*** EXCERPTED DATA ***

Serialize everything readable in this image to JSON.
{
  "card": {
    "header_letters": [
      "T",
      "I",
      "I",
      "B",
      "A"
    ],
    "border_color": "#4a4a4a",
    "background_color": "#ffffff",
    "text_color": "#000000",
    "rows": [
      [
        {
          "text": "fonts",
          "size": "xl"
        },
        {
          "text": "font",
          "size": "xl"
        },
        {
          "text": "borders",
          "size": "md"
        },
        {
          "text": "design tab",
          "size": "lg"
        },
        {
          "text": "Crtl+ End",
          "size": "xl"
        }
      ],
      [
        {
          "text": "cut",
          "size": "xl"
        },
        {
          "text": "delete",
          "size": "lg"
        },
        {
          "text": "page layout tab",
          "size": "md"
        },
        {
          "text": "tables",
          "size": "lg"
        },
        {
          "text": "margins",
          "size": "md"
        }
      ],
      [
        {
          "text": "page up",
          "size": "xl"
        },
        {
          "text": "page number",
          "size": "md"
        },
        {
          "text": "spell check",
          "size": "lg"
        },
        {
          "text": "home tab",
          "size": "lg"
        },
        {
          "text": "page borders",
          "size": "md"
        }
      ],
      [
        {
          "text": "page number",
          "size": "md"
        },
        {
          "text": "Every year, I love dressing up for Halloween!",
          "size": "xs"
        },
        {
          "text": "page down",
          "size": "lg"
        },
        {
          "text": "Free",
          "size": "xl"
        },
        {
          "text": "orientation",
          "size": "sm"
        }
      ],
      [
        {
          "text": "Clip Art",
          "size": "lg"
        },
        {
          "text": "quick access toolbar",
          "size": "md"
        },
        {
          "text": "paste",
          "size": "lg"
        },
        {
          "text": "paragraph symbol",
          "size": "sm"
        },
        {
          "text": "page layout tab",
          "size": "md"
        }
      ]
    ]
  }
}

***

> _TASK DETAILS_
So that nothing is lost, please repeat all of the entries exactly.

> _RESPONSE TO THE EXERCISE_
Serialize everything readable in this image to JSON.
{
  "card": {
    "header_letters": [
      "T",
      "I",
      "I",
      "B",
      "A"
    ],
    "border_color": "#4a4a4a",
    "background_color": "#ffffff",
    "text_color": "#000000",
    "rows": [
      [
        {
          "text": "fonts",
          "size": "xl"
        },
        {
          "text": "font",
          "size": "xl"
        },
        {
          "text": "borders",
          "size": "md"
        },
        {
          "text": "design tab",
          "size": "lg"
        },
        {
          "text": "Crtl+ End",
          "size": "xl"
        }
      ],
      [
        {
          "text": "cut",
          "size": "xl"
        },
        {
          "text": "delete",
          "size": "lg"
        },
        {
          "text": "page layout tab",
          "size": "md"
        },
        {
          "text": "tables",
          "size": "lg"
        },
        {
          "text": "margins",
          "size": "md"
        }
      ],
      [
        {
          "text": "page up",
          "size": "xl"
        },
        {
          "text": "page number",
          "size": "md"
        },
        {
          "text": "spell check",
          "size": "lg"
        },
        {
          "text": "home tab",
          "size": "lg"
        },
        {
          "text": "page borders",
          "size": "md"
        }
      ],
      [
        {
          "text": "page number",
          "size": "md"
        },
        {
          "text": "Every year, I love dressing up for Halloween!",
          "size": "xs"
        },
        {
          "text": "page down",
          "size": "lg"
        },
        {
          "text": "Free",
          "size": "xl"
        },
        {
          "text": "orientation",
          "size": "sm"
        }
      ],
      [
        {
          "text": "Clip Art",
          "size": "lg"
        },
        {
          "text": "quick access toolbar",
          "size": "md"
        },
        {
          "text": "paste",
          "size": "lg"
        },
        {
          "text": "paragraph symbol",
          "size": "sm"
        },
        {
          "text": "page layout tab",
          "size": "md"
        }
      ]
    ]
  }
}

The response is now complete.